The landscape industry and suppliers of trees have moved to more spring sales to match the public demand for all the other plant materials and associated products that entice people into stores as the weather warms up in April. Spring planting can work fine, but many people don’t realize that trees, unlike small annual or perennial liners, need regular watering all summer long their first year, especially in 2016 and years like it.

Many of our small landscape native and oriental trees often sprout from seed in our landscapes and can be transplanted during the fall season. Again, fall transplanting gives plants a better chance to survive the move. Native trees such as dogwood and redbud often come up from seed and 1- and 2-year-old plants can be moved if a good root ball of soil is included.

Japanese maples often reseed if more than one tree is planted. Young trees are easier to transplant during the fall. One caution though with seedling from red-leafed grafted cultivars, not all seedlings match the parent plant.
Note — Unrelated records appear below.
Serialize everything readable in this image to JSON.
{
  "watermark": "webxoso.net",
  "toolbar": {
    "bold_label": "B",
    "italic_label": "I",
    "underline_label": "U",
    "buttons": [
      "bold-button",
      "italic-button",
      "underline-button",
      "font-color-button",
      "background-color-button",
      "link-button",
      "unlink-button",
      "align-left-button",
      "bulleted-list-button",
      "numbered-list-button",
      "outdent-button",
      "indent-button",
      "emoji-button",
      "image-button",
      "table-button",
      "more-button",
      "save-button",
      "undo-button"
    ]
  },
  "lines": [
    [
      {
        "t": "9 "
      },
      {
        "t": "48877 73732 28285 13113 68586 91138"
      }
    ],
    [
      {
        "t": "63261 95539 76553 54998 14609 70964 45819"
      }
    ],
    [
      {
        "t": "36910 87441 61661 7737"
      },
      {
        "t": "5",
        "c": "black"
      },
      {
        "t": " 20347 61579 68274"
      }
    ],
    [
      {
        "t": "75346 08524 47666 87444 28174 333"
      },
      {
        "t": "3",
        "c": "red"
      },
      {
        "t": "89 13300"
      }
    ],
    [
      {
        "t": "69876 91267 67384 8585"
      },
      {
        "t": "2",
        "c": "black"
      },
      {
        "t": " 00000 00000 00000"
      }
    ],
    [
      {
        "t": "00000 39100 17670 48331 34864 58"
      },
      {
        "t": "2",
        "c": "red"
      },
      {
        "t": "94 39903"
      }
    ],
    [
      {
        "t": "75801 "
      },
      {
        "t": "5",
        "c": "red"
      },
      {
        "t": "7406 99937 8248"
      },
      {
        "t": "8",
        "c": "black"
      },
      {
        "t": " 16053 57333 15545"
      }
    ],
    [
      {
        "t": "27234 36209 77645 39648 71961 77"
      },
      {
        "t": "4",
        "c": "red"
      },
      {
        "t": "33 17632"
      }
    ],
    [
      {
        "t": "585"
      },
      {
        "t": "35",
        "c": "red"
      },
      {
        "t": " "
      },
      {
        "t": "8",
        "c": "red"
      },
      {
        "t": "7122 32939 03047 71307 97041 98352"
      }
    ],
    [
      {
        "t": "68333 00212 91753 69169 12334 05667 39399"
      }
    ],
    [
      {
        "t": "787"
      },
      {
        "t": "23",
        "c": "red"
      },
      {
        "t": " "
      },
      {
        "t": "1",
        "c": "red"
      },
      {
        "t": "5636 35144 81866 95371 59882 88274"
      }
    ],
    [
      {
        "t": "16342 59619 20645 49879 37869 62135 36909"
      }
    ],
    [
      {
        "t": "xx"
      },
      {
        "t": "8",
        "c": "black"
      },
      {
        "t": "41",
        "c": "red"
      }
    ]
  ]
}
Seedling will vary in color and some might have green leaves when they came from a red-leafed grafted plant.

If you would like to transplant Japanese maple seedling select the seedlings during the growing season if you are looking for red leaf (summer) plants. Most Japanese maples (even the green-leafed ones) will have various shades of red, orange or yellow colored fall leaves.

Correctly planting trees

Before you run out and purchase trees to plant or dig up that seedling plant in your backyard, take time to find a planting location that will suit the new tree. A good place to start is with HGIC Bulletin 1050, Choosing a Planting Location, which can be found on the Clemson site at clemson.edu/extension/hgic/plants/landscape/trees/hgic1050.html.

Choose a planting spot that will provide years of good growing space for your new tree. Here are a few tips on selecting trees for your landscape and planting them correctly:

-- Allow adequate space for new trees.

-- Use the HGIC bulletins to find out the basic soil, sunlight and space needs for different trees.

-- Avoid deep planting -- it can cause long-term problems.

-- Use a sharp shovel when digging up and transplanting a root ball.

James Hodges is a Clemson Extension agent in Greenwood County. He can be reached at 864-223-3264.